Admiral Schoultz will give evidence mainly on:
The Naval Capability Deficiencies history dating as far back as 1975 and interventions that were put in place in an attempt to cure deficiencies.
The utilization of the frigates and submarines.
The areas to be covered by each witness will progressively be given in advance during the hearings and on the Commission website whose particulars are ww.armscomm.org.za.
17 The Commission would like to bring to the public and interested parties the procedure during the public hearings: 14. The procedure during the public hearings

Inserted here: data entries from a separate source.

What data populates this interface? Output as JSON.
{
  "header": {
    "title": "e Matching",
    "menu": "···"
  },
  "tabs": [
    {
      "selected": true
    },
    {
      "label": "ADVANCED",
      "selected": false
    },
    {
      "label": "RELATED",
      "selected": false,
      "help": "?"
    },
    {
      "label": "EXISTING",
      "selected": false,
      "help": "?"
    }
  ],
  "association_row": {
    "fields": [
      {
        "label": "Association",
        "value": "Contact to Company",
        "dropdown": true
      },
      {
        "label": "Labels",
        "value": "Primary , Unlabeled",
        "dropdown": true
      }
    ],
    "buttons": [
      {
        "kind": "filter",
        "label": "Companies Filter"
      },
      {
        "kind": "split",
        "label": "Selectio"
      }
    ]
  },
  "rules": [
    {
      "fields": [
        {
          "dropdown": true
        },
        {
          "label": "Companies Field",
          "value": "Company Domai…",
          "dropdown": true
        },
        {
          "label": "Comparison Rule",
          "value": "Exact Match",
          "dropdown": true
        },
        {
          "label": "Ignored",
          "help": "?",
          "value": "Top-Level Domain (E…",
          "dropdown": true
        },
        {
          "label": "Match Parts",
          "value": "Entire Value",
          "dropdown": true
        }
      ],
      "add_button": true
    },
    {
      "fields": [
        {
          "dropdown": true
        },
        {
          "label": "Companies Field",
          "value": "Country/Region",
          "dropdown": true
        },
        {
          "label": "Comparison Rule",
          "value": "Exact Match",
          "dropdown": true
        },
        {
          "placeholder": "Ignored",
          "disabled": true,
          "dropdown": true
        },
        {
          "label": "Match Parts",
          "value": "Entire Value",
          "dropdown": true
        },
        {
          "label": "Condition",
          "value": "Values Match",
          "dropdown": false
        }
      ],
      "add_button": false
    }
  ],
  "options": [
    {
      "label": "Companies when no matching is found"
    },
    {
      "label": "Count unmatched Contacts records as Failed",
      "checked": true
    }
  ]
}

The procedure to be followed during the public hearings is outlined in the Commissions Act of 1947, the Regulations promulgated in Government Gazette 35023 of 8 February 2012 and the Directives issued by the Chairperson in the Government Gazette No 35325 of 9 May 2012 and these include the following: • The conduct of and the procedure of the inquiry shall be under the control and the discretion of the Chairperson • The commission shall determine whether the evidence presented to the inquiry or a representation to the inquiry is to be in writing or oral. • Any person appearing before the commission may be assisted by an advocate or an attorney at own cost • No person appearing before the commission may refuse to answer any question on any ground other than the privilege contemplated in section 3(4) of the Commission’s Act. • No evidence regarding questions and answers contemplated in Regulation 8(1) of the Regulations, and no evidence regarding any fact of information that comes to light in consequence of any such questions or answers, shall be admissible in any criminal proceedings, except in criminal proceedings where the person concerned is charged with an offence in terms of section 6 of the Commissions Act or Regulation 14.
18 • Any witness appearing before the commission may be cross-examined only if the Chairperson permits such cross-examination by such person because the Chairperson deems it necessary in the interest of the functions of the Commission. • Any witness may be re-examined by his or her legal representative for the purpose of explaining the evidence given by the witness during his or her testimony • The hearings of the commission will be public, however, with leave of the Chairperson, the proceedings may be held in camera in terms of section 4 of the Commissions Act. • Where at the time of any person presenting information to or giving evidence before the commission, members of the general public have been excluded from attendance at the proceedings of the commission, the Chairperson may, at the request of such a person, direct that no person shall disclose in any manner whatsoever the name or address of such person or any information likely to reveal his or her identity.